Your Must-Read Business Book List


When we were children, our parents told us to never stop reading. They were onto something big. As adult business owners, an easy and fun way to develop a competitive advantage and get ahead in today’s fast-paced business world is to read. Reading helps you continue to build your knowledge of business, finance, commerce, and just about any other topic.

Fortunately, there is plenty of reading material for those looking to read the most progressive and insightful business books, and get ahead, in the next several months. Here are four of my favorite business book picks for 2015 and beyond:

The E-Myth Revisited: Why Most Small Businesses Don’t Work and What to Do About It, by Michael Gerber

This book is one of my must-reads. I highly recommend it to all of my small business clients, and anyone who is thinking of starting, or has, a small business. The book discusses the importance of placing components of your small business on auto-pilot, allowing employees to assist you in the day-to-day execution of tasks, and giving you the peace of mind to strategize the business.

The Intelligent Entrepreneur, by Bill Murphy

Focusing on the experiences of several Harvard University alumni, this book takes a look at those who turned down high-paying, fancy jobs for entrepreneurship. I especially love it because it relates to the many people I meet each week here in New York City. It inspires me to be a better entrepreneur, and has inspired many to take on entrepreneurship.

The Lean Startup, by Eric Ries

I’ve always loved The Lean Startup since the first time I read it, because it truly makes you go through the (sometimes) painful process of elimination that comes with developing a great and viable business idea and product. By facing the hard reality of starting a business early on, first-time entrepreneurs will be more likely to succeed and develop a sustainable, long-term business.

Think and Grow Rich, by Napoleon Hill

This classic is a must-read for any entrepreneur, small business owner, or anyone looking to better understand why certain people have been extremely successful and made a lot of money. Think and Grow Rich is also a very entertaining and insightful read as it dives into the lives of those who have already experienced huge success.

Read the full list of must-read business books here.

Social Media as a Marketing Vehicle


It’s 2015 and everyone knows we need to be online in order to make the most of our marketing efforts. But many companies struggle to find ways to organically engage with their audience in a meaningful way. Here are a few methods you could use to generate buzz about your brand:

  • Influencers Drive Actions: Companies are seeking out influencers, or individuals with great knowledge and clout on a specific topic within a particular demographic, to adopt their products and let others know that they’re using this product and like it. Using influencers not only improves awareness, it also drives sales.
  • Connect With Your Audience: Take this case study, for example: “On November 15, 2013, Make-A-Wish created one of the largest and most elaborate staged event ever, which included participation from President Barack Obama and other government officials and law enforcement … As a result of its extraordinary word-of-mouth campaign, Make-A-Wish received 1.89 million social impressions, 555,697 #batkid hashtags, significant press coverage including a Buzzfeed article that generated 2.5 million hits within three days, more than 21,683 Instagram and Twitter photos posted by the end of the day, and, of course, increased donations.”
  • Interact With the Community: Engage with local schools by giving their journalism students a chance to write about your product, distribute samples to people that are likely to enjoy it, and host events to give your demographic an opportunity to interact with your brand.

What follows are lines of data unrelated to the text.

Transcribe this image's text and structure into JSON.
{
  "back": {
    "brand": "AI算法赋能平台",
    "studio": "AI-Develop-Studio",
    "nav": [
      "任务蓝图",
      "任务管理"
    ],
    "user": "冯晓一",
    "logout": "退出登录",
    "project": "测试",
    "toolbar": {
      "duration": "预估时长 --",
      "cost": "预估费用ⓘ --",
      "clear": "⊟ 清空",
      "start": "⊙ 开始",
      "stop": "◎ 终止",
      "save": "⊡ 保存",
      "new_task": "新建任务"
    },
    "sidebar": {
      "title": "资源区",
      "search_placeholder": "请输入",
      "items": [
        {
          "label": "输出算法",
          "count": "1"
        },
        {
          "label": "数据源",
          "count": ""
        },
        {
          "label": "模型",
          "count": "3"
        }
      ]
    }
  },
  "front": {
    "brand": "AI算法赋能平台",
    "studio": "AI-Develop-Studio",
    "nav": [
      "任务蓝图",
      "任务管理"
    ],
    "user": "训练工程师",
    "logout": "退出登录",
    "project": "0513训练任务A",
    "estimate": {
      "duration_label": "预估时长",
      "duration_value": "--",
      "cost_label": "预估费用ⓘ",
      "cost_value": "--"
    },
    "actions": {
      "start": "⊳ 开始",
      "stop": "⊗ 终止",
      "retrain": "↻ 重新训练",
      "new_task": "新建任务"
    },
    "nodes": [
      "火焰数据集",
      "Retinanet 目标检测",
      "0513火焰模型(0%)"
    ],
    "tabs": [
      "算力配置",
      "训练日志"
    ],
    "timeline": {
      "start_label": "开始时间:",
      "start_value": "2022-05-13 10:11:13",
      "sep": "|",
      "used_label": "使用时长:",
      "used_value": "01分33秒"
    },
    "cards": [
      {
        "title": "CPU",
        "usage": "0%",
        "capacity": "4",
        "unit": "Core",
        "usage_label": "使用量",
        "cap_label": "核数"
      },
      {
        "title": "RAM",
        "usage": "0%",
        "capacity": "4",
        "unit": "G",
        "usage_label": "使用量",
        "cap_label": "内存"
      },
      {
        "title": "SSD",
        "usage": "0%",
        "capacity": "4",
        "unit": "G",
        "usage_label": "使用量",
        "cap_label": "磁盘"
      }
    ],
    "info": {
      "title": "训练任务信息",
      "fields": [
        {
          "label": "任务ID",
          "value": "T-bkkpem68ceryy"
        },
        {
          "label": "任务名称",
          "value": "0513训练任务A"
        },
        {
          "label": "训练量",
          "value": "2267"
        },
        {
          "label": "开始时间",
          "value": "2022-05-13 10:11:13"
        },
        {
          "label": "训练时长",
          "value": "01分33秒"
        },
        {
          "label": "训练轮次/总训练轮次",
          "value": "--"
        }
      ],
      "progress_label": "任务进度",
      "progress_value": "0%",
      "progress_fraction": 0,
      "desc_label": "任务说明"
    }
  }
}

It is always a challenge reaching your demographic, but the true magic of social media lies in its tendency to organically retain the attention of your customers. Ultimately, it is up to you to employ the proper strategies to engage your target audience and have them interact with your product.

Read the full article here in Entrepreneur

A Celebrity’s Guide to Rockstar Social Media

LE-AA429_SOCIAL_P_20151012122858When it comes to social media, nobody gets it like celebrities. They consistently put out content that caters to their fans, and reinforcing their brand and strengthening their relationship with their fans. Your business could benefit greatly from social media by learning from the stars and how they keep their followings engaged. Here are a few common practices you could employ to boost your company’s social media:

  • Acknowledge Your Customers: Taylor Swift is well known for getting back to her fans, so much so that several sites have appeared to compile her replies to her audience. Get your customers excited to interact with you by demonstrating that you care about their concerns online and replying to both positive and negative feedback.
  • Don’t Be Too Commercial: Though it may seem contradictory, promoting your brand through social media isn’t about telling them to buy your product, it’s about making a narrative as to why they should buy your product. Your Instagram followers prefer to see a “behind the scenes” sneak peak over a “buy now” banner.
  • Create a Narrative: When Beyonce was in the tabloids in regards to troubles in her marriage, she did not try to dispel the rumors by confronting the publications. Instead, she posted happy pictures with her husband Jay Z, and in time the rumors went away. Instead of arguing with bogus reviews, show your customers the quality of your food by showing quality photos of your food to demonstrate that the rumors are false.

All in all, good social media takes time and strategy. Developing quality content to engage your audience can be a challenge on its own, but ultimately will provide a rewarding opportunity to build an authentic connection that will foster lifelong relationships with your customers.

Read the full article here in The Wall Street Journal.